--- EXTRACTED INFORMATION ---
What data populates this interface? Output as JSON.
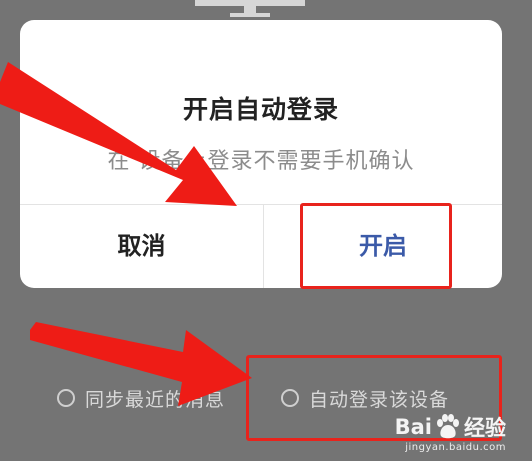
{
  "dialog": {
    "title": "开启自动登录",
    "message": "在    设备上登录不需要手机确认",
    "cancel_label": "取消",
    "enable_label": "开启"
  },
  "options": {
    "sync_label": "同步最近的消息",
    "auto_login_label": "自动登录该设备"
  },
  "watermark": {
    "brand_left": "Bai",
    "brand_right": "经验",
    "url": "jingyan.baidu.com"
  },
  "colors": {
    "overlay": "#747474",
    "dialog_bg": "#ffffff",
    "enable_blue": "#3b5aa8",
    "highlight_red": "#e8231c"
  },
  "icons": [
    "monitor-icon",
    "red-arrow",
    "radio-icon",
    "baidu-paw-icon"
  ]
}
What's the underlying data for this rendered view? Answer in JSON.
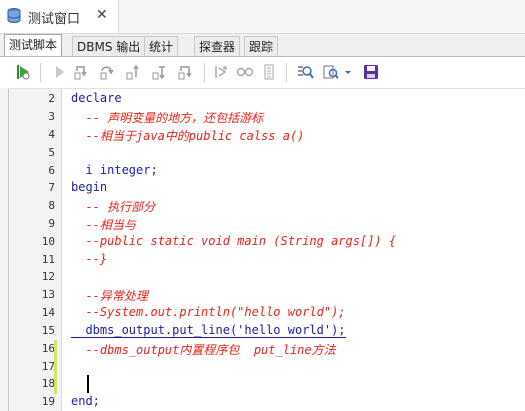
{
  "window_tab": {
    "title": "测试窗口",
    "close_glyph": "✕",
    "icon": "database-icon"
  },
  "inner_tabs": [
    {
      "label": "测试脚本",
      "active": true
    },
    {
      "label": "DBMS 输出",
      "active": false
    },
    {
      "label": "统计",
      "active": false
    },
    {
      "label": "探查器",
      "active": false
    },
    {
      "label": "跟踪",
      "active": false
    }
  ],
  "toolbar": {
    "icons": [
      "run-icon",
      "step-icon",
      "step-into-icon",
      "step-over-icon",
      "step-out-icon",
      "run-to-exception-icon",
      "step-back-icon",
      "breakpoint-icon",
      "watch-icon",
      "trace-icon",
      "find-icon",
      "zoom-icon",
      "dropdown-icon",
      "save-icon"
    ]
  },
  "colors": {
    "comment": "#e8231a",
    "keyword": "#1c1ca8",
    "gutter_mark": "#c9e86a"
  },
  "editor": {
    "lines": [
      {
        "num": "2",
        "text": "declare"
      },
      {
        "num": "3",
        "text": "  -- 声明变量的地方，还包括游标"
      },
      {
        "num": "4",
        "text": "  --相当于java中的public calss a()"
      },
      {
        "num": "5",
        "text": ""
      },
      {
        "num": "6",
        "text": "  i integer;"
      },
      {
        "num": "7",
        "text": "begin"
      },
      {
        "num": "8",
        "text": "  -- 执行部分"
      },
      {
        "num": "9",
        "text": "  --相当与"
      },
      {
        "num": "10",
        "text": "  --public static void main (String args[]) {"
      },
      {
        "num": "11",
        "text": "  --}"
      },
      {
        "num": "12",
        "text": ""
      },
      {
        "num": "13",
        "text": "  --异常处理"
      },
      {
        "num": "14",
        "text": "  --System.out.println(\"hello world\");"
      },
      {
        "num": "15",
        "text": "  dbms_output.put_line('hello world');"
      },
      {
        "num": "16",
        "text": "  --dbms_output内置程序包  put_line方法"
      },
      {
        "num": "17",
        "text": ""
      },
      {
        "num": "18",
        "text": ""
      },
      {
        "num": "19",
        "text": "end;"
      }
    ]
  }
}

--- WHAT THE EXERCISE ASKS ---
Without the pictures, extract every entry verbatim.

--- YOUR SOLUTION ---
What data populates this interface? Output as JSON.
{
  "dialog": {
    "title": "开启自动登录",
    "message": "在    设备上登录不需要手机确认",
    "cancel_label": "取消",
    "enable_label": "开启"
  },
  "options": {
    "sync_label": "同步最近的消息",
    "auto_login_label": "自动登录该设备"
  },
  "watermark": {
    "brand_left": "Bai",
    "brand_right": "经验",
    "url": "jingyan.baidu.com"
  },
  "colors": {
    "overlay": "#747474",
    "dialog_bg": "#ffffff",
    "enable_blue": "#3b5aa8",
    "highlight_red": "#e8231c"
  },
  "icons": [
    "monitor-icon",
    "red-arrow",
    "radio-icon",
    "baidu-paw-icon"
  ]
}
What's the underlying data for this rendered view? Answer in JSON.
{
  "window_tab": {
    "title": "测试窗口",
    "close_glyph": "✕",
    "icon": "database-icon"
  },
  "inner_tabs": [
    {
      "label": "测试脚本",
      "active": true
    },
    {
      "label": "DBMS 输出",
      "active": false
    },
    {
      "label": "统计",
      "active": false
    },
    {
      "label": "探查器",
      "active": false
    },
    {
      "label": "跟踪",
      "active": false
    }
  ],
  "toolbar": {
    "icons": [
      "run-icon",
      "step-icon",
      "step-into-icon",
      "step-over-icon",
      "step-out-icon",
      "run-to-exception-icon",
      "step-back-icon",
      "breakpoint-icon",
      "watch-icon",
      "trace-icon",
      "find-icon",
      "zoom-icon",
      "dropdown-icon",
      "save-icon"
    ]
  },
  "colors": {
    "comment": "#e8231a",
    "keyword": "#1c1ca8",
    "gutter_mark": "#c9e86a"
  },
  "editor": {
    "lines": [
      {
        "num": "2",
        "text": "declare"
      },
      {
        "num": "3",
        "text": "  -- 声明变量的地方，还包括游标"
      },
      {
        "num": "4",
        "text": "  --相当于java中的public calss a()"
      },
      {
        "num": "5",
        "text": ""
      },
      {
        "num": "6",
        "text": "  i integer;"
      },
      {
        "num": "7",
        "text": "begin"
      },
      {
        "num": "8",
        "text": "  -- 执行部分"
      },
      {
        "num": "9",
        "text": "  --相当与"
      },
      {
        "num": "10",
        "text": "  --public static void main (String args[]) {"
      },
      {
        "num": "11",
        "text": "  --}"
      },
      {
        "num": "12",
        "text": ""
      },
      {
        "num": "13",
        "text": "  --异常处理"
      },
      {
        "num": "14",
        "text": "  --System.out.println(\"hello world\");"
      },
      {
        "num": "15",
        "text": "  dbms_output.put_line('hello world');"
      },
      {
        "num": "16",
        "text": "  --dbms_output内置程序包  put_line方法"
      },
      {
        "num": "17",
        "text": ""
      },
      {
        "num": "18",
        "text": ""
      },
      {
        "num": "19",
        "text": "end;"
      }
    ]
  }
}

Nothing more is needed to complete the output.